[Opening DATA PROVIDED section]

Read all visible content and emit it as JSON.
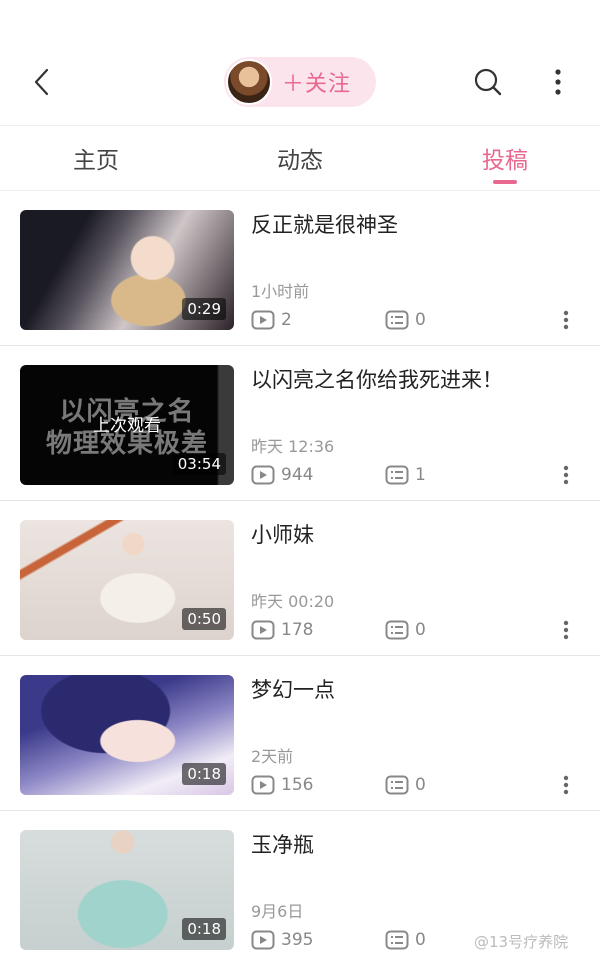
{
  "header": {
    "follow_label": "＋关注",
    "icons": [
      "back-icon",
      "search-icon",
      "more-vertical-icon"
    ],
    "accent_color": "#e9688f"
  },
  "tabs": [
    {
      "label": "主页",
      "active": false
    },
    {
      "label": "动态",
      "active": false
    },
    {
      "label": "投稿",
      "active": true
    }
  ],
  "videos": [
    {
      "title": "反正就是很神圣",
      "time": "1小时前",
      "duration": "0:29",
      "plays": "2",
      "comments": "0"
    },
    {
      "title": "以闪亮之名你给我死进来！",
      "time": "昨天 12:36",
      "duration": "03:54",
      "plays": "944",
      "comments": "1",
      "watched_tag": "上次观看",
      "overlay_line1": "以闪亮之名",
      "overlay_line2": "物理效果极差"
    },
    {
      "title": "小师妹",
      "time": "昨天 00:20",
      "duration": "0:50",
      "plays": "178",
      "comments": "0"
    },
    {
      "title": "梦幻一点",
      "time": "2天前",
      "duration": "0:18",
      "plays": "156",
      "comments": "0"
    },
    {
      "title": "玉净瓶",
      "time": "9月6日",
      "duration": "0:18",
      "plays": "395",
      "comments": "0"
    }
  ],
  "watermark": "@13号疗养院"
}
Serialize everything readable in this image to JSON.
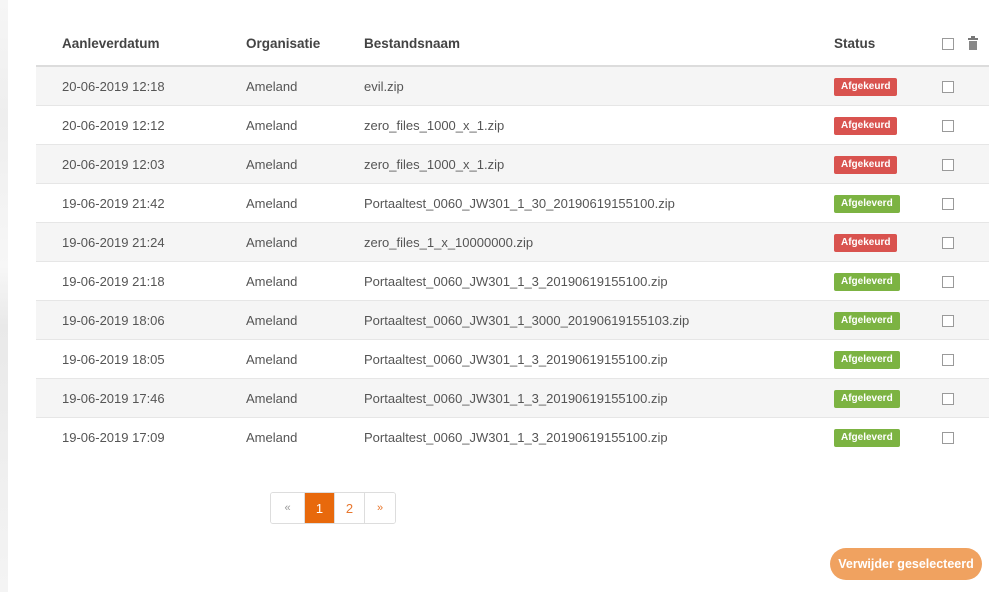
{
  "table": {
    "headers": {
      "date": "Aanleverdatum",
      "organization": "Organisatie",
      "filename": "Bestandsnaam",
      "status": "Status"
    },
    "rows": [
      {
        "date": "20-06-2019 12:18",
        "organization": "Ameland",
        "filename": "evil.zip",
        "status": "Afgekeurd",
        "status_type": "rejected"
      },
      {
        "date": "20-06-2019 12:12",
        "organization": "Ameland",
        "filename": "zero_files_1000_x_1.zip",
        "status": "Afgekeurd",
        "status_type": "rejected"
      },
      {
        "date": "20-06-2019 12:03",
        "organization": "Ameland",
        "filename": "zero_files_1000_x_1.zip",
        "status": "Afgekeurd",
        "status_type": "rejected"
      },
      {
        "date": "19-06-2019 21:42",
        "organization": "Ameland",
        "filename": "Portaaltest_0060_JW301_1_30_20190619155100.zip",
        "status": "Afgeleverd",
        "status_type": "delivered"
      },
      {
        "date": "19-06-2019 21:24",
        "organization": "Ameland",
        "filename": "zero_files_1_x_10000000.zip",
        "status": "Afgekeurd",
        "status_type": "rejected"
      },
      {
        "date": "19-06-2019 21:18",
        "organization": "Ameland",
        "filename": "Portaaltest_0060_JW301_1_3_20190619155100.zip",
        "status": "Afgeleverd",
        "status_type": "delivered"
      },
      {
        "date": "19-06-2019 18:06",
        "organization": "Ameland",
        "filename": "Portaaltest_0060_JW301_1_3000_20190619155103.zip",
        "status": "Afgeleverd",
        "status_type": "delivered"
      },
      {
        "date": "19-06-2019 18:05",
        "organization": "Ameland",
        "filename": "Portaaltest_0060_JW301_1_3_20190619155100.zip",
        "status": "Afgeleverd",
        "status_type": "delivered"
      },
      {
        "date": "19-06-2019 17:46",
        "organization": "Ameland",
        "filename": "Portaaltest_0060_JW301_1_3_20190619155100.zip",
        "status": "Afgeleverd",
        "status_type": "delivered"
      },
      {
        "date": "19-06-2019 17:09",
        "organization": "Ameland",
        "filename": "Portaaltest_0060_JW301_1_3_20190619155100.zip",
        "status": "Afgeleverd",
        "status_type": "delivered"
      }
    ]
  },
  "pagination": {
    "prev_label": "«",
    "pages": [
      "1",
      "2"
    ],
    "current": "1",
    "next_label": "»"
  },
  "actions": {
    "delete_selected_label": "Verwijder geselecteerd"
  },
  "icons": {
    "header_trash": "trash-icon",
    "select_all": "checkbox"
  },
  "colors": {
    "rejected": "#d9534f",
    "delivered": "#7cb342",
    "accent": "#e8690c",
    "delete_button": "#f0a260"
  }
}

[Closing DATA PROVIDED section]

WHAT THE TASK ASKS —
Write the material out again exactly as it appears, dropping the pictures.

ANSWER SECTION —
Read all visible content and emit it as JSON.
{
  "header": {
    "follow_label": "＋关注",
    "icons": [
      "back-icon",
      "search-icon",
      "more-vertical-icon"
    ],
    "accent_color": "#e9688f"
  },
  "tabs": [
    {
      "label": "主页",
      "active": false
    },
    {
      "label": "动态",
      "active": false
    },
    {
      "label": "投稿",
      "active": true
    }
  ],
  "videos": [
    {
      "title": "反正就是很神圣",
      "time": "1小时前",
      "duration": "0:29",
      "plays": "2",
      "comments": "0"
    },
    {
      "title": "以闪亮之名你给我死进来！",
      "time": "昨天 12:36",
      "duration": "03:54",
      "plays": "944",
      "comments": "1",
      "watched_tag": "上次观看",
      "overlay_line1": "以闪亮之名",
      "overlay_line2": "物理效果极差"
    },
    {
      "title": "小师妹",
      "time": "昨天 00:20",
      "duration": "0:50",
      "plays": "178",
      "comments": "0"
    },
    {
      "title": "梦幻一点",
      "time": "2天前",
      "duration": "0:18",
      "plays": "156",
      "comments": "0"
    },
    {
      "title": "玉净瓶",
      "time": "9月6日",
      "duration": "0:18",
      "plays": "395",
      "comments": "0"
    }
  ],
  "watermark": "@13号疗养院"
}
Serialize everything readable in this image to JSON.
{
  "table": {
    "headers": {
      "date": "Aanleverdatum",
      "organization": "Organisatie",
      "filename": "Bestandsnaam",
      "status": "Status"
    },
    "rows": [
      {
        "date": "20-06-2019 12:18",
        "organization": "Ameland",
        "filename": "evil.zip",
        "status": "Afgekeurd",
        "status_type": "rejected"
      },
      {
        "date": "20-06-2019 12:12",
        "organization": "Ameland",
        "filename": "zero_files_1000_x_1.zip",
        "status": "Afgekeurd",
        "status_type": "rejected"
      },
      {
        "date": "20-06-2019 12:03",
        "organization": "Ameland",
        "filename": "zero_files_1000_x_1.zip",
        "status": "Afgekeurd",
        "status_type": "rejected"
      },
      {
        "date": "19-06-2019 21:42",
        "organization": "Ameland",
        "filename": "Portaaltest_0060_JW301_1_30_20190619155100.zip",
        "status": "Afgeleverd",
        "status_type": "delivered"
      },
      {
        "date": "19-06-2019 21:24",
        "organization": "Ameland",
        "filename": "zero_files_1_x_10000000.zip",
        "status": "Afgekeurd",
        "status_type": "rejected"
      },
      {
        "date": "19-06-2019 21:18",
        "organization": "Ameland",
        "filename": "Portaaltest_0060_JW301_1_3_20190619155100.zip",
        "status": "Afgeleverd",
        "status_type": "delivered"
      },
      {
        "date": "19-06-2019 18:06",
        "organization": "Ameland",
        "filename": "Portaaltest_0060_JW301_1_3000_20190619155103.zip",
        "status": "Afgeleverd",
        "status_type": "delivered"
      },
      {
        "date": "19-06-2019 18:05",
        "organization": "Ameland",
        "filename": "Portaaltest_0060_JW301_1_3_20190619155100.zip",
        "status": "Afgeleverd",
        "status_type": "delivered"
      },
      {
        "date": "19-06-2019 17:46",
        "organization": "Ameland",
        "filename": "Portaaltest_0060_JW301_1_3_20190619155100.zip",
        "status": "Afgeleverd",
        "status_type": "delivered"
      },
      {
        "date": "19-06-2019 17:09",
        "organization": "Ameland",
        "filename": "Portaaltest_0060_JW301_1_3_20190619155100.zip",
        "status": "Afgeleverd",
        "status_type": "delivered"
      }
    ]
  },
  "pagination": {
    "prev_label": "«",
    "pages": [
      "1",
      "2"
    ],
    "current": "1",
    "next_label": "»"
  },
  "actions": {
    "delete_selected_label": "Verwijder geselecteerd"
  },
  "icons": {
    "header_trash": "trash-icon",
    "select_all": "checkbox"
  },
  "colors": {
    "rejected": "#d9534f",
    "delivered": "#7cb342",
    "accent": "#e8690c",
    "delete_button": "#f0a260"
  }
}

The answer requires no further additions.